Document Type


Date of this Version



Published in Cereal Foods World 59:4 (July-August 2014), pp. 164-169; doi: l0.1094/CFW-59-4-0164


Copyright © 2014 AACC International, Inc. Used by permission.


Most of the genetic diversity that has improved agricultural production throughout the history of farming was developed through natural mutations and selective breeding. However, since the early 1900s plant scientists have used chemical and radiation mutagenesis to increase genetic diversity (18). We know that the majority of mutations are harmful, and plant breeders work hard to select only those that are beneficial. This process has helped feed a growing human population, which is estimated to have been 300 million 2,000 years ago and is now more than 7 billion. However, methods used in the past to improve agricultural production are unlikely to keep pace with the current growth rate of the human population.

Today, agricultural and food supply systems around the world are being challenged by political and economic barriers that are slowing or blocking the introduction of commonly consumed varieties of plants and animals that have been improved by highly specific GM. This is occurring at a time when the world population continues to grow, per capita consumption of resources is growing even faster, and prime agricultural land is being converted to urban or industrial uses. In addition, growing concerns about the environmental risks associated with the use of chemical pesticides, herbicides, and fertilizers are pushing farmers to reduce inputs that have helped raise productivity over the past 100 years. Fewer people are willing or able to work as farmers, and meeting growing demands requires continued improvements in the efficiency of food production. Rising food costs associated with crop production on marginal farmland, crop failures due to changing weather patterns, high transportation costs, and energy use could be partly mitigated by the improvements in agricultural efficiencies offered by some GM crops. While there is a growing demand for and supply of organic foods, it is not clear that organic methods can meet current and future demands and supplant industrial agriculture, which has become the dominant production method.

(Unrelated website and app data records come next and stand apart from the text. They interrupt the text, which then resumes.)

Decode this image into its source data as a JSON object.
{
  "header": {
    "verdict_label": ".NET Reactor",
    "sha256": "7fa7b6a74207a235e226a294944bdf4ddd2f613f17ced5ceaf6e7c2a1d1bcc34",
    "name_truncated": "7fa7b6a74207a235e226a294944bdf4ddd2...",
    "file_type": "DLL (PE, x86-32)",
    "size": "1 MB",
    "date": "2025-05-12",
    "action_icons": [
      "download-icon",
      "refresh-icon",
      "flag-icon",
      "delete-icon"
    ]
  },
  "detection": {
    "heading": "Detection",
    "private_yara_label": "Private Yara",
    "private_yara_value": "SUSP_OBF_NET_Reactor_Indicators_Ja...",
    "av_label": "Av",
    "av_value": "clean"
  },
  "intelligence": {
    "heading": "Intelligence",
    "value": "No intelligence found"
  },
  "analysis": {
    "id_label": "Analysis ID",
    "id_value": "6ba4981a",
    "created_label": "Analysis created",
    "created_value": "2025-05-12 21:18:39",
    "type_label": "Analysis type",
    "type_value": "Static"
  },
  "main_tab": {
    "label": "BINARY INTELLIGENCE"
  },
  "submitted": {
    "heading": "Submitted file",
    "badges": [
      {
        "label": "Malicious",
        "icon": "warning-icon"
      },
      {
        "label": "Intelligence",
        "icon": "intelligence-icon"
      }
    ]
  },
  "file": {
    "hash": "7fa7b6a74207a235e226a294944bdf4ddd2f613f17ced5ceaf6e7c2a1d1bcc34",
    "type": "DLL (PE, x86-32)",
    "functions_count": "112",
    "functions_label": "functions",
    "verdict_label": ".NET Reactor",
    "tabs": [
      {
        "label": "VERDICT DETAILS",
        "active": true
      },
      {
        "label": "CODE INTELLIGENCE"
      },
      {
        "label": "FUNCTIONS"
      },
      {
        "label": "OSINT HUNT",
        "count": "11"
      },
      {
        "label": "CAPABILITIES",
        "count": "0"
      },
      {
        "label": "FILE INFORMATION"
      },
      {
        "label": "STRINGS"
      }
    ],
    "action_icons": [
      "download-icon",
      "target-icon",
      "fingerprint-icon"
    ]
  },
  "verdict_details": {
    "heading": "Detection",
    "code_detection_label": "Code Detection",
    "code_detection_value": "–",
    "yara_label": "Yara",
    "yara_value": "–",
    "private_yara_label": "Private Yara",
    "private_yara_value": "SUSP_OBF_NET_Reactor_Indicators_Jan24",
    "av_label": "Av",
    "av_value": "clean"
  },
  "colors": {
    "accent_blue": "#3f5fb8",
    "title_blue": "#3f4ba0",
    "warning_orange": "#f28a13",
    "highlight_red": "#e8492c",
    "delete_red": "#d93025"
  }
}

In addition, some GM varieties have been demonstrated to reduce the need for applied chemical pesticides and, thus, are environmentally beneficial.